* Stored data:
*** Block opens ***
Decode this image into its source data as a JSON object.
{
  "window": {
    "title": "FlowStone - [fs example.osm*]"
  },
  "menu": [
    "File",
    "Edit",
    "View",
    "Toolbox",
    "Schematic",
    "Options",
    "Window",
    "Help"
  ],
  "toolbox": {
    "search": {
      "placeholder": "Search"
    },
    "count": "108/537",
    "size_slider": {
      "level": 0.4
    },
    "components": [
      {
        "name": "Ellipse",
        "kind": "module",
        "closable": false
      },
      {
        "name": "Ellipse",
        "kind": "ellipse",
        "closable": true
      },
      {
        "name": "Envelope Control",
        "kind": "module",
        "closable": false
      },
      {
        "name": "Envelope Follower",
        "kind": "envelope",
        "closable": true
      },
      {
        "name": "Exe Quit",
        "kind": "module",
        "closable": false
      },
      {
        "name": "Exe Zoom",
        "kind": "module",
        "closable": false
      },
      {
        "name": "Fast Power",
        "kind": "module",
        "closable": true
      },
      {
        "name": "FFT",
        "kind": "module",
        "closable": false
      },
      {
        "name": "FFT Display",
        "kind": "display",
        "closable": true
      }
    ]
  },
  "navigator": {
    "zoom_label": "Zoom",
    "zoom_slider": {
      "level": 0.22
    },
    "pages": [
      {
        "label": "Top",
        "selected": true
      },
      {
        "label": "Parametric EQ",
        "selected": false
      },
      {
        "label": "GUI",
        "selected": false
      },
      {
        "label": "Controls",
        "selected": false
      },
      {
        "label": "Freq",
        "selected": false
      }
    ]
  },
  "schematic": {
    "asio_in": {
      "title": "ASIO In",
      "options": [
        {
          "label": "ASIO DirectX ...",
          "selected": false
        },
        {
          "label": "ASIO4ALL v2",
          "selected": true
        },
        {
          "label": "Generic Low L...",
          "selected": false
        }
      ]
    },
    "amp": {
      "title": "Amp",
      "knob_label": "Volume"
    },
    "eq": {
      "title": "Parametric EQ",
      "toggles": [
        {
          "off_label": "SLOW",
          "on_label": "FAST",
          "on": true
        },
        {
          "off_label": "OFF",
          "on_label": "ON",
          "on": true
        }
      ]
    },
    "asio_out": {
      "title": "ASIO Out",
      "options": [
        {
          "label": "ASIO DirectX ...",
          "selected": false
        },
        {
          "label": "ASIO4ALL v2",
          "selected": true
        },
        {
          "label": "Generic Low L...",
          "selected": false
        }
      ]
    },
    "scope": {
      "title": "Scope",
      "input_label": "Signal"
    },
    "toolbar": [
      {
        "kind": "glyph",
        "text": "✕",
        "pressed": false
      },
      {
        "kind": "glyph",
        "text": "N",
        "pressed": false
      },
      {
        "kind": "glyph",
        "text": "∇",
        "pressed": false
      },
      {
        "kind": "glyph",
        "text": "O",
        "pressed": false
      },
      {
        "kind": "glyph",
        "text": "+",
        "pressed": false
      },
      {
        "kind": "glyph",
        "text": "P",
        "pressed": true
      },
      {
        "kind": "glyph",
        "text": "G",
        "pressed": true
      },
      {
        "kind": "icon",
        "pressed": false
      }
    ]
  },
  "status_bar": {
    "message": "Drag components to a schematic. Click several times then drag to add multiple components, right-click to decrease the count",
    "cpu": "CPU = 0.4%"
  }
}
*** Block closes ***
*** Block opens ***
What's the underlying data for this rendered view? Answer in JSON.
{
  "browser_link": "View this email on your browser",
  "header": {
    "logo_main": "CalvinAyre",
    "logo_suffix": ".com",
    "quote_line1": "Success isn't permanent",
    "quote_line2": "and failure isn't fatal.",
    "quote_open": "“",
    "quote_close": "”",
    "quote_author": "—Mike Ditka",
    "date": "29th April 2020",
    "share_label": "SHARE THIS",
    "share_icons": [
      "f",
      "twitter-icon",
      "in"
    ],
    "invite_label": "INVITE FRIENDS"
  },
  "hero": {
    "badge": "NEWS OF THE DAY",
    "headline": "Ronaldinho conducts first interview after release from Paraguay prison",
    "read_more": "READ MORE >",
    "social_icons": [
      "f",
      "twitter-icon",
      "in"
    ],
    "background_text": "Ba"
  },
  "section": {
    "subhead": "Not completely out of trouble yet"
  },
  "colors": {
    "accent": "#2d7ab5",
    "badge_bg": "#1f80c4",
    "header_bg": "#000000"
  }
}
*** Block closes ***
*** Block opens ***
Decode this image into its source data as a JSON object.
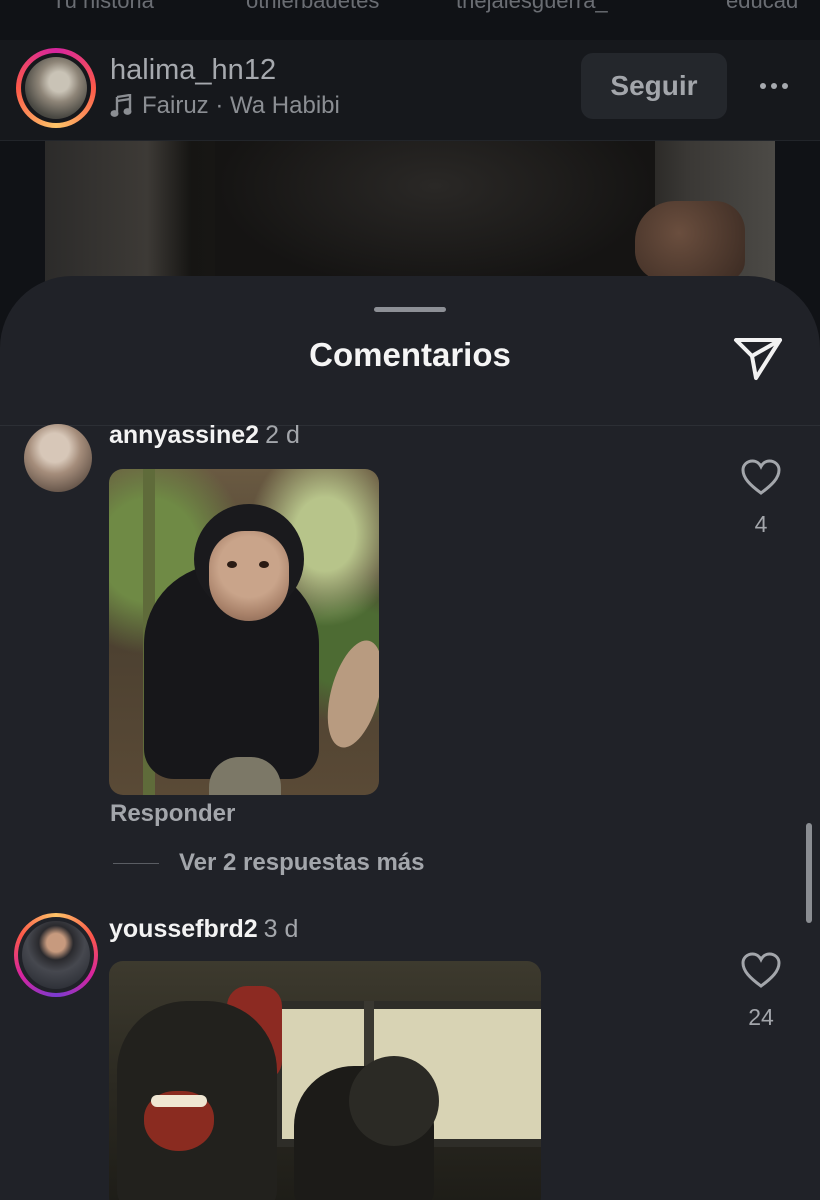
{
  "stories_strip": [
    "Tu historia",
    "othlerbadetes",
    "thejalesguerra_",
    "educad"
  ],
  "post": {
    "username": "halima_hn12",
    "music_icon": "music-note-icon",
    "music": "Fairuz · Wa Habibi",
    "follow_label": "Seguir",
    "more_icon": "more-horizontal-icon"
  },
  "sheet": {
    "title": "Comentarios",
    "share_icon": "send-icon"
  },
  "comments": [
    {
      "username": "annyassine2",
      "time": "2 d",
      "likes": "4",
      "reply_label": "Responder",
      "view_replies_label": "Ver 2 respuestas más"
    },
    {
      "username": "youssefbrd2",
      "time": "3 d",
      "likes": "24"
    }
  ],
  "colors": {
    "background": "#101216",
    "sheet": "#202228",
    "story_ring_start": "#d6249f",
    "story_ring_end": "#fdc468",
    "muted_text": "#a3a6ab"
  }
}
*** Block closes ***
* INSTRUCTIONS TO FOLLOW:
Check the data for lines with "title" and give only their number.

* EXERCISE SOLUTION:
7